DATA FOR ANALYSIS START
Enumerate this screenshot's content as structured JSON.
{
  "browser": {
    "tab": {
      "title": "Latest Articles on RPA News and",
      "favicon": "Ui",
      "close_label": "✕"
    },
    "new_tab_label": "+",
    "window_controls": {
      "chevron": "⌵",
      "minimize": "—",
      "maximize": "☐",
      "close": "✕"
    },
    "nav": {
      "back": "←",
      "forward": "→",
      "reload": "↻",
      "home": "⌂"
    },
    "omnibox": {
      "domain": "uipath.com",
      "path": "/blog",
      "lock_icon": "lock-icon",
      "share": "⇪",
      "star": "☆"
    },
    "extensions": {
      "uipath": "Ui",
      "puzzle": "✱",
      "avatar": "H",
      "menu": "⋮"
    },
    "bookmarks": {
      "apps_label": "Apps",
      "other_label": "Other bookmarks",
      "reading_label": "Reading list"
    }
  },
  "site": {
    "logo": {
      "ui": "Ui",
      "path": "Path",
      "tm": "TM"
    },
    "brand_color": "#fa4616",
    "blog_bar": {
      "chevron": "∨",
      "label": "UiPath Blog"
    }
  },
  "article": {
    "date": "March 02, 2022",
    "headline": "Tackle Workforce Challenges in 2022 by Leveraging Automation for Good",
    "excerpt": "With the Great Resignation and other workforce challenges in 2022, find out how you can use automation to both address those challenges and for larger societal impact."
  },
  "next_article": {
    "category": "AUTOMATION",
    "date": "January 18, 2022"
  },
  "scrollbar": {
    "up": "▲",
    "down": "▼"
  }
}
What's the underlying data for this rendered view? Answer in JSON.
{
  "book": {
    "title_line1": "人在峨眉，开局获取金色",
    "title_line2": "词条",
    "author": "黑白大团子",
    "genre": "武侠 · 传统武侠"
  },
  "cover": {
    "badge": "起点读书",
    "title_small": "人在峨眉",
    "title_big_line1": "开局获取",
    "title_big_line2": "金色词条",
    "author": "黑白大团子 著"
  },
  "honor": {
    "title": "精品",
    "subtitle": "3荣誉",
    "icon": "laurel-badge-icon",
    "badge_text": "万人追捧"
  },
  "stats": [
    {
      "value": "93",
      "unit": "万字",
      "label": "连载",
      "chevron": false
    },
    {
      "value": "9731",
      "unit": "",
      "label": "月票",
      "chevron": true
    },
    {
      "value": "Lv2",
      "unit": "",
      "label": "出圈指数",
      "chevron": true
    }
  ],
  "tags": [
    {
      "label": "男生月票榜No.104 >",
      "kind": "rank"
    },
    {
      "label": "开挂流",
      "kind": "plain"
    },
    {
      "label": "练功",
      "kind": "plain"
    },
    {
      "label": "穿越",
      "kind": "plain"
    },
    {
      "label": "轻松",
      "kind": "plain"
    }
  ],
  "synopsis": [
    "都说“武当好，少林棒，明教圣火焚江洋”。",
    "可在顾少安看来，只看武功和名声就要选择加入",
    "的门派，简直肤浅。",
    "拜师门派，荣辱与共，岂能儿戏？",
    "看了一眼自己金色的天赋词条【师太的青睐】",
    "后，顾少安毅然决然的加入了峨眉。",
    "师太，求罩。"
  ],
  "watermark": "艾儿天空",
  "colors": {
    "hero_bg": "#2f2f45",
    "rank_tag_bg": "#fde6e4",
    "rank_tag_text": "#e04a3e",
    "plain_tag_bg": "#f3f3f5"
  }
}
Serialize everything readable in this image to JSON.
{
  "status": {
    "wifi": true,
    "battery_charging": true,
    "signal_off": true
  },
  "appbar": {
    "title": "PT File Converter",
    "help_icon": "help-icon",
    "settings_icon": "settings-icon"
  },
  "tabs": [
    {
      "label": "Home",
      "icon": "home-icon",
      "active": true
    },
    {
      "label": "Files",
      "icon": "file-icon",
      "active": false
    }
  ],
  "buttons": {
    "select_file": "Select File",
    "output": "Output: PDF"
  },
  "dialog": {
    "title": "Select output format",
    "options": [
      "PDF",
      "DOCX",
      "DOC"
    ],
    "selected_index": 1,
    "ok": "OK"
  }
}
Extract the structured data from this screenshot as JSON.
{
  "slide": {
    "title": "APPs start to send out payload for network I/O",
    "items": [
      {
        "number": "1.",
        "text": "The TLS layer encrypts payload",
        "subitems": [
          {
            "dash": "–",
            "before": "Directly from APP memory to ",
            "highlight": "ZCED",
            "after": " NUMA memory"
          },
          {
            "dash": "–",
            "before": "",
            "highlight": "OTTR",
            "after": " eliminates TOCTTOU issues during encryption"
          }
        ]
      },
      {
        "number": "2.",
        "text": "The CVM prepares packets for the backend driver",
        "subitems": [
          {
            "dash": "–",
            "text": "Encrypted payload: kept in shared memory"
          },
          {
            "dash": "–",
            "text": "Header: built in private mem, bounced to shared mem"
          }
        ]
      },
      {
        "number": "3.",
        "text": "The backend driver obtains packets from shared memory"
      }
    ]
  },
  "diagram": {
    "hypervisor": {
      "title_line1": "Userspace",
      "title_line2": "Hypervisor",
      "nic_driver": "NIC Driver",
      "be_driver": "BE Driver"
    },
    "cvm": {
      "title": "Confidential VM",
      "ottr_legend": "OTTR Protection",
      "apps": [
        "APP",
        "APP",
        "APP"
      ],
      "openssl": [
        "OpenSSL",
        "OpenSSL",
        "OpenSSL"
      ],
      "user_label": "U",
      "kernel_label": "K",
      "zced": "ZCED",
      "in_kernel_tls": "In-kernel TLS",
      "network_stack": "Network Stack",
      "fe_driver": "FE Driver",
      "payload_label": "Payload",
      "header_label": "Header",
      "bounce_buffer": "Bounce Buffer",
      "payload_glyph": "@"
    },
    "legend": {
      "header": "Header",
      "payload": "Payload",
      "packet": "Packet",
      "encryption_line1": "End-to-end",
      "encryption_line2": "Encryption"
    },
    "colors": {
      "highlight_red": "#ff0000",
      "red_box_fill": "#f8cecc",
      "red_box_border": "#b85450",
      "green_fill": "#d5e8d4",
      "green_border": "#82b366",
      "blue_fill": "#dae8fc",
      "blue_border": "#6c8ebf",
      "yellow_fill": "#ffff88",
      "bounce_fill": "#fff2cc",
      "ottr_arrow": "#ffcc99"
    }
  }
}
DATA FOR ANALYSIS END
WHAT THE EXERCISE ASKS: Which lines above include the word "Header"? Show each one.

OUTPUT OF THE EXERCISE:
            "text": "Header: built in private mem, bounced to shared mem"
      "header_label": "Header",
      "header": "Header",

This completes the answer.